“So we need to try to work out how we can reduce carbon emissions on a scale similar to the fintech revolution.
“That is quite daunting, because a lot of the technology is in the early stages of development, but we need to do something major, quickly because the dial isn’t moving fast enough.”
That’s exactly the issue that Reset Connect will be addressing – how to rapidly shift away from a system that destroys the planet to one that allows humanity to go on and thrive. It’s no small ambition.
“The point of the event is to get people who are already doing things well to talk about what they do, how to speed up adoption, what funding they use and whether they borrow money or use assets to do it so others can learn,” said Duncan.

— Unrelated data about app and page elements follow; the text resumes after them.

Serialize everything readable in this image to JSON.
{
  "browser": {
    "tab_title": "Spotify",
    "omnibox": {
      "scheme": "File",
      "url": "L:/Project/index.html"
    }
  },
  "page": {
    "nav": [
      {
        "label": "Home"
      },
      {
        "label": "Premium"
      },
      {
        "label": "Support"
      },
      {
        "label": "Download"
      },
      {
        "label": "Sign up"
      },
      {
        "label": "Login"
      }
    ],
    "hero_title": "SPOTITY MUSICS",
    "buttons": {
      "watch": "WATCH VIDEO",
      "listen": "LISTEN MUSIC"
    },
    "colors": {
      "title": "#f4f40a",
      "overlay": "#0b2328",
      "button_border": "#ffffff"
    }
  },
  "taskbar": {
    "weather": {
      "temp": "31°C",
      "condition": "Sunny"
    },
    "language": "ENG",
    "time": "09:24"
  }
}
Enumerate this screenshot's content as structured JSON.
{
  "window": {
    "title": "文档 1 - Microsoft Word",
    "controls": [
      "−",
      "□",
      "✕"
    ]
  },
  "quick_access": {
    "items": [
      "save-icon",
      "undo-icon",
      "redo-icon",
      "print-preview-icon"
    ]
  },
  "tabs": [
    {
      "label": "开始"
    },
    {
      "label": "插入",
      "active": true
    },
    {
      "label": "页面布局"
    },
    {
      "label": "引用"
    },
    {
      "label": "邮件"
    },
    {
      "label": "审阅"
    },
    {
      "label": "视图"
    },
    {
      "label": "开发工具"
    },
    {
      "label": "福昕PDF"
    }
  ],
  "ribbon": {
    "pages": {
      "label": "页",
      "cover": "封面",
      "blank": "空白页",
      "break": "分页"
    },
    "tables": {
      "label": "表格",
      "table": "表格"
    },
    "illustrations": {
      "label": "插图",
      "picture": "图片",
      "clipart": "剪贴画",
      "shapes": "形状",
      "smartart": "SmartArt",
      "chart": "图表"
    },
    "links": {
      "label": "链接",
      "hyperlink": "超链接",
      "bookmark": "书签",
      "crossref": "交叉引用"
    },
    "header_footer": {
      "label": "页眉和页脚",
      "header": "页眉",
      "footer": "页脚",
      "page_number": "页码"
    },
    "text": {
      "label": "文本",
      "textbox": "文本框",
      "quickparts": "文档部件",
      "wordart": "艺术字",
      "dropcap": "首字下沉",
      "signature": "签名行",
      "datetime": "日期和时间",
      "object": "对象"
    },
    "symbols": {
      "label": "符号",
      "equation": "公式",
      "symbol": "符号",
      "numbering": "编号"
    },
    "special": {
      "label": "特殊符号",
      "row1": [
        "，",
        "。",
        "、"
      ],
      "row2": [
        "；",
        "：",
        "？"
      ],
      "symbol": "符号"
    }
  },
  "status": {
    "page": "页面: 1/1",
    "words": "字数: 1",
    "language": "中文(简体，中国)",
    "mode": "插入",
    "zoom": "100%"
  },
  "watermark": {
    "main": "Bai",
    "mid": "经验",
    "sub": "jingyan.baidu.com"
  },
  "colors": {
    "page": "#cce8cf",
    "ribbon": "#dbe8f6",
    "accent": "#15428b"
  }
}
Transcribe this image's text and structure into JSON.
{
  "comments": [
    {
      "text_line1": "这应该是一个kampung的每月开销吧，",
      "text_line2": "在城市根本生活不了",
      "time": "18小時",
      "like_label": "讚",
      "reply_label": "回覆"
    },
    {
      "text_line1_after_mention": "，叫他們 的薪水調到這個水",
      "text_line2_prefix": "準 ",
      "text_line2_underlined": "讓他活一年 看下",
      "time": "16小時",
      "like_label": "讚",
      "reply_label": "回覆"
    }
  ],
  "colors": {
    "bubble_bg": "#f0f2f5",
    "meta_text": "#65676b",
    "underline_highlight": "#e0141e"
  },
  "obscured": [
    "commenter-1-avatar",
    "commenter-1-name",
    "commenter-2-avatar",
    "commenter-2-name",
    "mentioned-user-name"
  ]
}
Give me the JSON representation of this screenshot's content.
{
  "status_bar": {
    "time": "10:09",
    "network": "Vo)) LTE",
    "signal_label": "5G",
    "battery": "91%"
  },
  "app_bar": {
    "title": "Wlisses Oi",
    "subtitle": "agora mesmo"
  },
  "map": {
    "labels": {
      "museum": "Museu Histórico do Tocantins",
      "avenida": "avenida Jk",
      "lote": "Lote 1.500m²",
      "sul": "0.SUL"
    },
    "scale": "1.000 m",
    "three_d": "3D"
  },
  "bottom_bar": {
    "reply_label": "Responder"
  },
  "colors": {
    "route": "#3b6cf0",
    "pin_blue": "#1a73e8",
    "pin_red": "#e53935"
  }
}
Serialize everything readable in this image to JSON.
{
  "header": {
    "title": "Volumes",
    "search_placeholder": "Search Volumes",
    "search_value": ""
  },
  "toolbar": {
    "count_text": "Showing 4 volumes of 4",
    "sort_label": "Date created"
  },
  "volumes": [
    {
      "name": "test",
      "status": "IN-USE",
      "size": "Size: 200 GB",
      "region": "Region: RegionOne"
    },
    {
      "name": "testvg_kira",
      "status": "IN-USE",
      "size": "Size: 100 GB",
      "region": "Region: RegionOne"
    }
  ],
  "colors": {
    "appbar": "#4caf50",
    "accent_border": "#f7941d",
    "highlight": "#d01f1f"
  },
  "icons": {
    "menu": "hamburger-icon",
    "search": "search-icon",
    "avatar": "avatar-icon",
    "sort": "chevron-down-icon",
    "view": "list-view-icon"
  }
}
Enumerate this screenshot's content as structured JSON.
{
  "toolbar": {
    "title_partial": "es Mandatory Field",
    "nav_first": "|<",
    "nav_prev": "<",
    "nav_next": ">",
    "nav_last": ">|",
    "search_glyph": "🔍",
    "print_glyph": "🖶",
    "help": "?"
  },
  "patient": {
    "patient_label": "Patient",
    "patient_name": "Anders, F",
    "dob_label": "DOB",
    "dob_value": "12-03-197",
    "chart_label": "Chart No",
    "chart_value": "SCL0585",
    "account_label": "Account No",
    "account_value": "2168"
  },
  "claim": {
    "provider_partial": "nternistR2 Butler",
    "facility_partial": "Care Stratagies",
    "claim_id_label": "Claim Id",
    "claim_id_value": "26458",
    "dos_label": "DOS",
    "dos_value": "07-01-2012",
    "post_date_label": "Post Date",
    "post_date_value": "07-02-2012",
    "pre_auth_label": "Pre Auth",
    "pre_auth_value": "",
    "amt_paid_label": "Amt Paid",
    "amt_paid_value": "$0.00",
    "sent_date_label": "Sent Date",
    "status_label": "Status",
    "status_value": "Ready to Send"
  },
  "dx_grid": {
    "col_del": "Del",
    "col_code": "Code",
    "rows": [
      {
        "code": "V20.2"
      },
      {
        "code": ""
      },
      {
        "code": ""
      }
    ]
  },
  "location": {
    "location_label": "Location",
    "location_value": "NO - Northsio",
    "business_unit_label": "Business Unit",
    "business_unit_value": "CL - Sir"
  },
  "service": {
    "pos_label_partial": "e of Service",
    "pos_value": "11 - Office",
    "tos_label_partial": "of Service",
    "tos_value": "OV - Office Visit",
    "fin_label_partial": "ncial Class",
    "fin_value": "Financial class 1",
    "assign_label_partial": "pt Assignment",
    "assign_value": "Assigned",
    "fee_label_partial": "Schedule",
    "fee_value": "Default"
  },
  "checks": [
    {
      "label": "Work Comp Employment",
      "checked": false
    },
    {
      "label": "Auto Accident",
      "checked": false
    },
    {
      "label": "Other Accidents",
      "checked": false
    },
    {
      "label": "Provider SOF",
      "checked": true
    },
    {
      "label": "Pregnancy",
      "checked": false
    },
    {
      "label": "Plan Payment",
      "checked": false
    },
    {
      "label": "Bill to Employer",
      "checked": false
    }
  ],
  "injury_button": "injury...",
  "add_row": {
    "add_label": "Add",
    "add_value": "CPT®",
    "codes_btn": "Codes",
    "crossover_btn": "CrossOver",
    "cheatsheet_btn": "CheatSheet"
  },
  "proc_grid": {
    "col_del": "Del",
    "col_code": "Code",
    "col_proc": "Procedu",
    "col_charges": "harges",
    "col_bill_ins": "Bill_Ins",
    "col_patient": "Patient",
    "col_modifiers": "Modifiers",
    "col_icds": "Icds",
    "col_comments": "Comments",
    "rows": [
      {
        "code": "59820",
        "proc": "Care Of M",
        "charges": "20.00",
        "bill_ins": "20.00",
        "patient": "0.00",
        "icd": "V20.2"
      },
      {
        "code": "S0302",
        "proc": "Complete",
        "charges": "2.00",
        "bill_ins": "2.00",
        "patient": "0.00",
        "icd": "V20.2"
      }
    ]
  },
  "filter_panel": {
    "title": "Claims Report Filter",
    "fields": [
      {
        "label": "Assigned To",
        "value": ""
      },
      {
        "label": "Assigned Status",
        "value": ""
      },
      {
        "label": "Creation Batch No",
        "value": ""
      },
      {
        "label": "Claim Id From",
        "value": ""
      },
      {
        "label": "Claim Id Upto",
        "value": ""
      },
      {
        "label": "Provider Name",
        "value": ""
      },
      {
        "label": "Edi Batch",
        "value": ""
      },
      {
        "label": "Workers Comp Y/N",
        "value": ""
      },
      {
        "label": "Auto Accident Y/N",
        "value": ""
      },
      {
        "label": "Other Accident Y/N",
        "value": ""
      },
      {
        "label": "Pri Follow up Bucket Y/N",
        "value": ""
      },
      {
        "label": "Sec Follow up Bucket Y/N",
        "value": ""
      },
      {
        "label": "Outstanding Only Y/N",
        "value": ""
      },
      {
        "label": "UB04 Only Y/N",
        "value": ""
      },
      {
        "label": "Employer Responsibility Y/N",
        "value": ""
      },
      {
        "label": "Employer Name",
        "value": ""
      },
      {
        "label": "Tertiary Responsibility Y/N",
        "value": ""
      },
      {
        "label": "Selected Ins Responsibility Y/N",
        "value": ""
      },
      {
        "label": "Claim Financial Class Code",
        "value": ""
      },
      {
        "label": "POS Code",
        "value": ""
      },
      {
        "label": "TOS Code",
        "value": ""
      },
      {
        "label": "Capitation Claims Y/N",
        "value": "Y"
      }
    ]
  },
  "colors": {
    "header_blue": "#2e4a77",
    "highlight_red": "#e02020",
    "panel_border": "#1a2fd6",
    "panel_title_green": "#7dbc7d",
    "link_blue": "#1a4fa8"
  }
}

“Obviously it’s a work in progress and it’s a really complex area. One of the reasons it’s called ‘Reset’ is because part of the issue is about how you measure success.
“In the past that has always been linked to a profit measure but over the next 10 years it will increasingly become about impact. It’s about asking how we measure it, what we put our money into and what we really value.
“People are already talking about this in the corporate world, as are shareholders and the startup community.
“People also want to know how they can invest their pensions and savings in these areas.
“Some businesses may say that because they’re not listed it won’t affect them, but it will affect everyone. At some point you’ll be part of someone’s supply chain and that means you need to be thinking about it.
“Then there are the big fossil fuel companies – there are lots of pension funds invested in them so it’s really complex.
“Do you take the money out or do you find a way to work with them to be better, because the danger is that they will carry on being bad if you don’t?”
Duncan said there was a real appetite not only to tackle these topics, but also to do so in person with Reset Connect bringing together businesses, activists and politicians.
“I think the thing we really missed during the pandemic was people coming together, face-to-face,” he said.
“The analogy I use about events is that they are like a football match.
“You can watch it on TV but it is so much better if you go to a game with five of your mates – it’s a completely different experience. That’s why we try and make as much of our content free as possible.
“While Covid fast-tracked the adoption of video call technology, things are so much more productive when you can shake someone’s hand and see and feel the products they are selling first-hand.
“I think that, if we’re going to tackle some of the climate challenges we’ve got, then we’ll achieve more if we’re able to get round a table, meet at a stand or talk about it over a beer with someone you’ve unexpectedly met but share a common purpose with.
“A lot of it is about serendipity and also discovering the things you didn’t know, but really needed to.
“Of course you can sit at home and google ‘cities’ or ‘city infrastructure’ and that will give you a load of information, some of which may well be very interesting.
“But it won’t be the same as having Sophie Goddard from Canary Wharf Group tell you about its partnership with the Eden Project and what their vision is for that.
“You might stumble across some details on page 25 of your search – but that’s not the same as having a leading developer telling you how it builds cities for the future, what that looks like and what the partnership between business and finance needs to look like to make it happen.
“At Reset Connect, you’ll hear from experts like the Mayor Of Copenhagen, for example, telling you what that city has done to become a world leader in sustainability.
“And all of this is just one stop away from Canary Wharf on the Elizabeth Line.”
- Reset Connect’s exhibition is free for visitors to attend with registration. Access to the conference is via delegate pass.
For startups, scaleups, not-for-profits, academic institutions and public sector organisations these start at £295 per person. Advance delegate passes cost £600.
Readers can get 25% off their booking at Reset Connect by using code WL25.
- Jon Massey is co-founder and editorial director of Wharf Life and writes about a wide range of subjects in Canary Wharf, Docklands and east London - contact via email@example.com